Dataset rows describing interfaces

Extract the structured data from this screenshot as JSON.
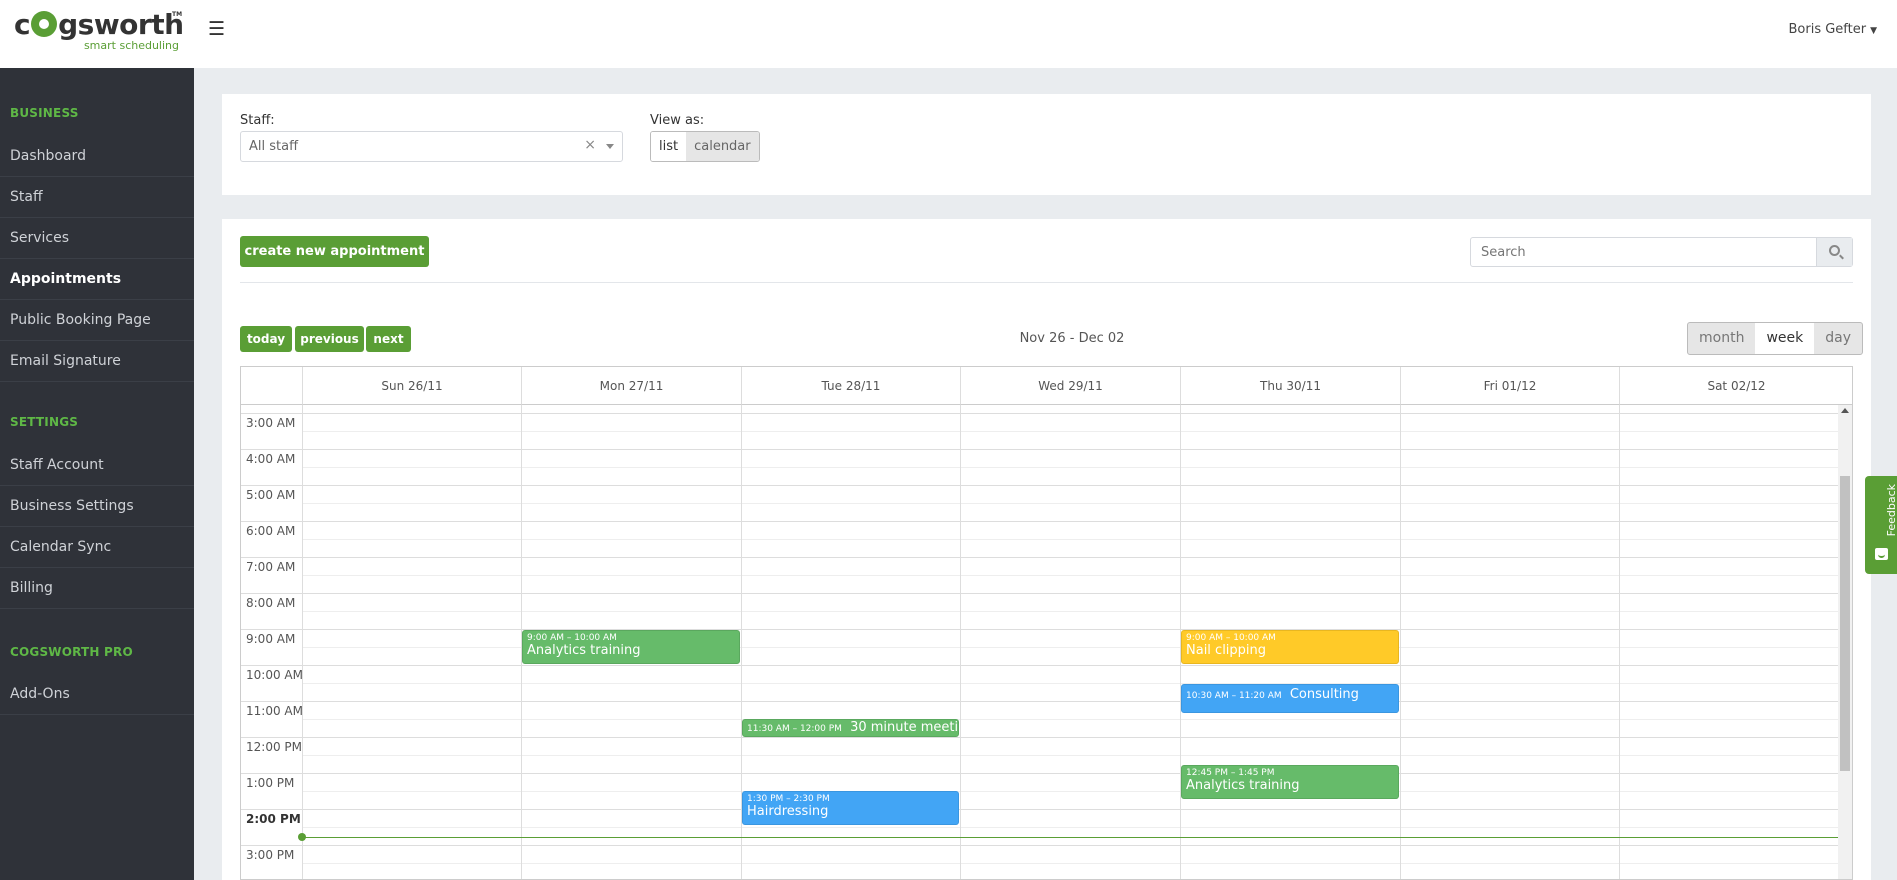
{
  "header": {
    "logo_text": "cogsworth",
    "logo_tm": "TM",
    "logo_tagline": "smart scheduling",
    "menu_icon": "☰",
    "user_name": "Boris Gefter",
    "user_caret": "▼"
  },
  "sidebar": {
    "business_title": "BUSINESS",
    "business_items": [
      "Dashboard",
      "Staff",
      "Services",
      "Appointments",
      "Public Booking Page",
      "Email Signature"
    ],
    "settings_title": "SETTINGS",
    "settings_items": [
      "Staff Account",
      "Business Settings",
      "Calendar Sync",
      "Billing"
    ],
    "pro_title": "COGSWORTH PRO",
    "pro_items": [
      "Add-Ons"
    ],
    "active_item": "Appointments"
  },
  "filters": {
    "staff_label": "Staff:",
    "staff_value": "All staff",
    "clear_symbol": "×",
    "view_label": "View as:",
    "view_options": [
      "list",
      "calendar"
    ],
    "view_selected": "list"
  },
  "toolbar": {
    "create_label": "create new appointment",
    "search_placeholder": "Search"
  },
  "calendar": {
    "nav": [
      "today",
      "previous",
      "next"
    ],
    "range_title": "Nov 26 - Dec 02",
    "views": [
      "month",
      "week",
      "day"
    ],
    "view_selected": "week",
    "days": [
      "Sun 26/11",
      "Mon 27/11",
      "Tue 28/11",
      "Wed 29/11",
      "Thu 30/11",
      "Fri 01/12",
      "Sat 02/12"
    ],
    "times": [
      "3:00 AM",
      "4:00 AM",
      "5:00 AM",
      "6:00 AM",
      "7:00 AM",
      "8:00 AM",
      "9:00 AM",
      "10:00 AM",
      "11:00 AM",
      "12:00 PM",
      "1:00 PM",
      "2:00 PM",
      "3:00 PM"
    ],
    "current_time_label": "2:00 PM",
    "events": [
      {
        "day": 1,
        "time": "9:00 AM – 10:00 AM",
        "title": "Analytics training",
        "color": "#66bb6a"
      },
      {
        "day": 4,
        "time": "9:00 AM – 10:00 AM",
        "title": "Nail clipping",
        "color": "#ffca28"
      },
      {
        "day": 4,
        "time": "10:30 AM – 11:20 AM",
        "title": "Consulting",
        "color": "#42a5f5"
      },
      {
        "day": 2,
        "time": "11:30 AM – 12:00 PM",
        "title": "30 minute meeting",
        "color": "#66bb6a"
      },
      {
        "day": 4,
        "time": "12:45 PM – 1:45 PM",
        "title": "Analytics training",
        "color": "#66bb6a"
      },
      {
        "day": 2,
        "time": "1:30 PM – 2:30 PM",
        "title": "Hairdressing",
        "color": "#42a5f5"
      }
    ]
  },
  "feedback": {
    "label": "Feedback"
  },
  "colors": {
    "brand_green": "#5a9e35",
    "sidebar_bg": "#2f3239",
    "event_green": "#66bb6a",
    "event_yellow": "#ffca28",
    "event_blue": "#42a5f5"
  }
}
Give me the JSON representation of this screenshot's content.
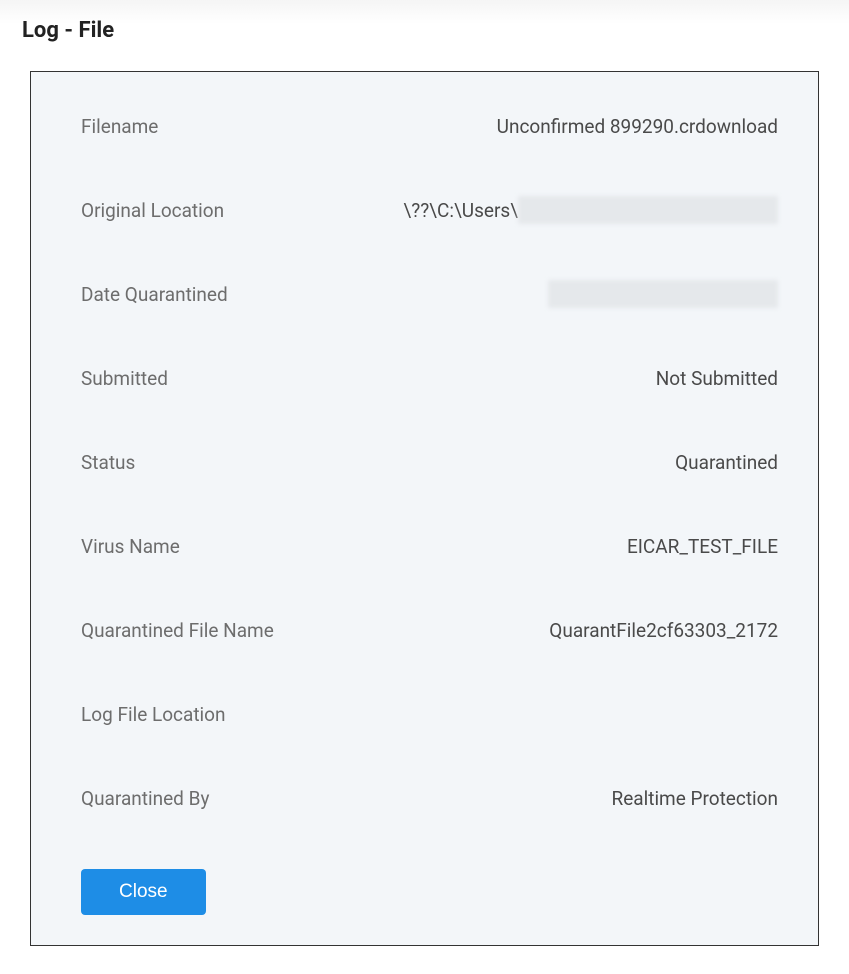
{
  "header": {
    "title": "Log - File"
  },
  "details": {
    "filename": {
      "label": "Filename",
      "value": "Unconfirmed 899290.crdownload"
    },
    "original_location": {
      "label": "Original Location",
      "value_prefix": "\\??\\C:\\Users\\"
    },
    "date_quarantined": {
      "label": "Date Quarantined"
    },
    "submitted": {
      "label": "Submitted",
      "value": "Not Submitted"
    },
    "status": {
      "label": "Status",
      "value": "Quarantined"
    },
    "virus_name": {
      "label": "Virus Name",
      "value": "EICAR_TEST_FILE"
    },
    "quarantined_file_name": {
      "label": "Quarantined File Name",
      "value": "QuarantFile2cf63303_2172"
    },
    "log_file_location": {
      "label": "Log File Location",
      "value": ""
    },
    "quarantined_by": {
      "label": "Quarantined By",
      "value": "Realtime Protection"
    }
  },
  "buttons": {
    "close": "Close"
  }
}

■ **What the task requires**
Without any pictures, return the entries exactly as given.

■ **Reply to the exercise**
Extract the structured data from this screenshot as JSON.
{
  "header": {
    "logo_text": "cogsworth",
    "logo_tm": "TM",
    "logo_tagline": "smart scheduling",
    "menu_icon": "☰",
    "user_name": "Boris Gefter",
    "user_caret": "▼"
  },
  "sidebar": {
    "business_title": "BUSINESS",
    "business_items": [
      "Dashboard",
      "Staff",
      "Services",
      "Appointments",
      "Public Booking Page",
      "Email Signature"
    ],
    "settings_title": "SETTINGS",
    "settings_items": [
      "Staff Account",
      "Business Settings",
      "Calendar Sync",
      "Billing"
    ],
    "pro_title": "COGSWORTH PRO",
    "pro_items": [
      "Add-Ons"
    ],
    "active_item": "Appointments"
  },
  "filters": {
    "staff_label": "Staff:",
    "staff_value": "All staff",
    "clear_symbol": "×",
    "view_label": "View as:",
    "view_options": [
      "list",
      "calendar"
    ],
    "view_selected": "list"
  },
  "toolbar": {
    "create_label": "create new appointment",
    "search_placeholder": "Search"
  },
  "calendar": {
    "nav": [
      "today",
      "previous",
      "next"
    ],
    "range_title": "Nov 26 - Dec 02",
    "views": [
      "month",
      "week",
      "day"
    ],
    "view_selected": "week",
    "days": [
      "Sun 26/11",
      "Mon 27/11",
      "Tue 28/11",
      "Wed 29/11",
      "Thu 30/11",
      "Fri 01/12",
      "Sat 02/12"
    ],
    "times": [
      "3:00 AM",
      "4:00 AM",
      "5:00 AM",
      "6:00 AM",
      "7:00 AM",
      "8:00 AM",
      "9:00 AM",
      "10:00 AM",
      "11:00 AM",
      "12:00 PM",
      "1:00 PM",
      "2:00 PM",
      "3:00 PM"
    ],
    "current_time_label": "2:00 PM",
    "events": [
      {
        "day": 1,
        "time": "9:00 AM – 10:00 AM",
        "title": "Analytics training",
        "color": "#66bb6a"
      },
      {
        "day": 4,
        "time": "9:00 AM – 10:00 AM",
        "title": "Nail clipping",
        "color": "#ffca28"
      },
      {
        "day": 4,
        "time": "10:30 AM – 11:20 AM",
        "title": "Consulting",
        "color": "#42a5f5"
      },
      {
        "day": 2,
        "time": "11:30 AM – 12:00 PM",
        "title": "30 minute meeting",
        "color": "#66bb6a"
      },
      {
        "day": 4,
        "time": "12:45 PM – 1:45 PM",
        "title": "Analytics training",
        "color": "#66bb6a"
      },
      {
        "day": 2,
        "time": "1:30 PM – 2:30 PM",
        "title": "Hairdressing",
        "color": "#42a5f5"
      }
    ]
  },
  "feedback": {
    "label": "Feedback"
  },
  "colors": {
    "brand_green": "#5a9e35",
    "sidebar_bg": "#2f3239",
    "event_green": "#66bb6a",
    "event_yellow": "#ffca28",
    "event_blue": "#42a5f5"
  }
}
Give me the JSON representation of this screenshot's content.
{
  "header": {
    "title": "Log - File"
  },
  "details": {
    "filename": {
      "label": "Filename",
      "value": "Unconfirmed 899290.crdownload"
    },
    "original_location": {
      "label": "Original Location",
      "value_prefix": "\\??\\C:\\Users\\"
    },
    "date_quarantined": {
      "label": "Date Quarantined"
    },
    "submitted": {
      "label": "Submitted",
      "value": "Not Submitted"
    },
    "status": {
      "label": "Status",
      "value": "Quarantined"
    },
    "virus_name": {
      "label": "Virus Name",
      "value": "EICAR_TEST_FILE"
    },
    "quarantined_file_name": {
      "label": "Quarantined File Name",
      "value": "QuarantFile2cf63303_2172"
    },
    "log_file_location": {
      "label": "Log File Location",
      "value": ""
    },
    "quarantined_by": {
      "label": "Quarantined By",
      "value": "Realtime Protection"
    }
  },
  "buttons": {
    "close": "Close"
  }
}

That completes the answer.